START Supplied data

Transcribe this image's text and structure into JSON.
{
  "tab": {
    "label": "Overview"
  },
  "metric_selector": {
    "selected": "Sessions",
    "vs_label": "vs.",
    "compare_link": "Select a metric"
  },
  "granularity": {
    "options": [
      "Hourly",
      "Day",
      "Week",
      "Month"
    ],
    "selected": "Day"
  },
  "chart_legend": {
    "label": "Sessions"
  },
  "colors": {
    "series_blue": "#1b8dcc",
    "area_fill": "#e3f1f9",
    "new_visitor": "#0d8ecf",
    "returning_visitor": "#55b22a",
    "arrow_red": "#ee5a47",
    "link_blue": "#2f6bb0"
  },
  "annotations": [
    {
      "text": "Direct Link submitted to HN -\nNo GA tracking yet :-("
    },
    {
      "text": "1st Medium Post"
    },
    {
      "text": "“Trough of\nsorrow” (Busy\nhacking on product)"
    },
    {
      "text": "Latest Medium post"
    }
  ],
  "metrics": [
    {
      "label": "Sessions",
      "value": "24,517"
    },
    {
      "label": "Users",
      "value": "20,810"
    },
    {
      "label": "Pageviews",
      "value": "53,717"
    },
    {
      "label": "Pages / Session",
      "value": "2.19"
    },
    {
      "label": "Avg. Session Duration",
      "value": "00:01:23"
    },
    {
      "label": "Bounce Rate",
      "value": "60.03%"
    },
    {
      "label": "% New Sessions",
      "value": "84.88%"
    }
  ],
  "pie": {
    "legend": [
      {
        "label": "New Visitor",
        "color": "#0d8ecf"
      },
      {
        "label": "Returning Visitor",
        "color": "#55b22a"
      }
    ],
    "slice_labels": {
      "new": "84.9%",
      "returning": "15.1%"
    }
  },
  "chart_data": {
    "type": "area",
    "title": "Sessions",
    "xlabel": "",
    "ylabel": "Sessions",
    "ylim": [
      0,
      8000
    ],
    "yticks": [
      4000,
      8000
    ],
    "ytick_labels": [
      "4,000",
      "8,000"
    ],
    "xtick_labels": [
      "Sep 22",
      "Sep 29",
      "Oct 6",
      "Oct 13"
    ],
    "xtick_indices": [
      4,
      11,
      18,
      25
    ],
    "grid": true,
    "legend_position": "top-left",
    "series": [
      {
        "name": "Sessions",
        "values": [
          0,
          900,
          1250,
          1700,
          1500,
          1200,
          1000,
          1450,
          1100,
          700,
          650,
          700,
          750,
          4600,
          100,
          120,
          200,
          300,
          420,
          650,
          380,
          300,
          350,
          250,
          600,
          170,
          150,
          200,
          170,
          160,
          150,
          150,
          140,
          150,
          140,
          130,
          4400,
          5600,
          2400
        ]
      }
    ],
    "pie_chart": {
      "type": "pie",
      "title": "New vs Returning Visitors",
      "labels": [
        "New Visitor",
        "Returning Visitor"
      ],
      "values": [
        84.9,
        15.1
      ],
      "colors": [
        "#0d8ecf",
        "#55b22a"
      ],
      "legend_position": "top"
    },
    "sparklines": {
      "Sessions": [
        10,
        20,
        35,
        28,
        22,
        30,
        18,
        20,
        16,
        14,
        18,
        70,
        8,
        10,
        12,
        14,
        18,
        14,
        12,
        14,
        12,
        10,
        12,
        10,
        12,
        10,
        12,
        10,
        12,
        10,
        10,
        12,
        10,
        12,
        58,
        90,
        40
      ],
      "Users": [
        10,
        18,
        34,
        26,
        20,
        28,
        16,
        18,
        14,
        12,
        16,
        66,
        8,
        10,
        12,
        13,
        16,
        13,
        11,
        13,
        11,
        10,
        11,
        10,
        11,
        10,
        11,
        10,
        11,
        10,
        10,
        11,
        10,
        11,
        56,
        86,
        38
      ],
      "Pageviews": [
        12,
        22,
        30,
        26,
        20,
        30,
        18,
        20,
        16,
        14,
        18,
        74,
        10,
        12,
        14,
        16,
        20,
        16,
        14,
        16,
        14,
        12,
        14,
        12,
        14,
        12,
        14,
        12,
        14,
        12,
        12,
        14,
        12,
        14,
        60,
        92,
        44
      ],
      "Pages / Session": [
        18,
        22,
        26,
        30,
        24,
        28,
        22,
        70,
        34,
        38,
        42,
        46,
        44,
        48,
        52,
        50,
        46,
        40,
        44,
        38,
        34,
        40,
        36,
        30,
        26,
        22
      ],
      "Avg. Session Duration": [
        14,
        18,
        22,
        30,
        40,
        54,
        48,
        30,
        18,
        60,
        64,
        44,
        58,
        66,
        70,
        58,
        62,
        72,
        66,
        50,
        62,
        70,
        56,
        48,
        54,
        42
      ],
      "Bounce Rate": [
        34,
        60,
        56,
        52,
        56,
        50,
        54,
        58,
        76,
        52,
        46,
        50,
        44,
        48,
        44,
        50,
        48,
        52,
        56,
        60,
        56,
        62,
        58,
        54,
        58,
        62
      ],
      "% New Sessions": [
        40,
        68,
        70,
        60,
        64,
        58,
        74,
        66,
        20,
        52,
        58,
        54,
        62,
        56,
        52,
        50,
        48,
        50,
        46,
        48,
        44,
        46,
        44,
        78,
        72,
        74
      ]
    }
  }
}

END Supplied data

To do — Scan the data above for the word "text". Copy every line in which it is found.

Exercise answer —
Transcribe this image's text and structure into JSON.
      "text": "Direct Link submitted to HN -\nNo GA tracking yet :-("
      "text": "1st Medium Post"
      "text": "“Trough of\nsorrow” (Busy\nhacking on product)"
      "text": "Latest Medium post"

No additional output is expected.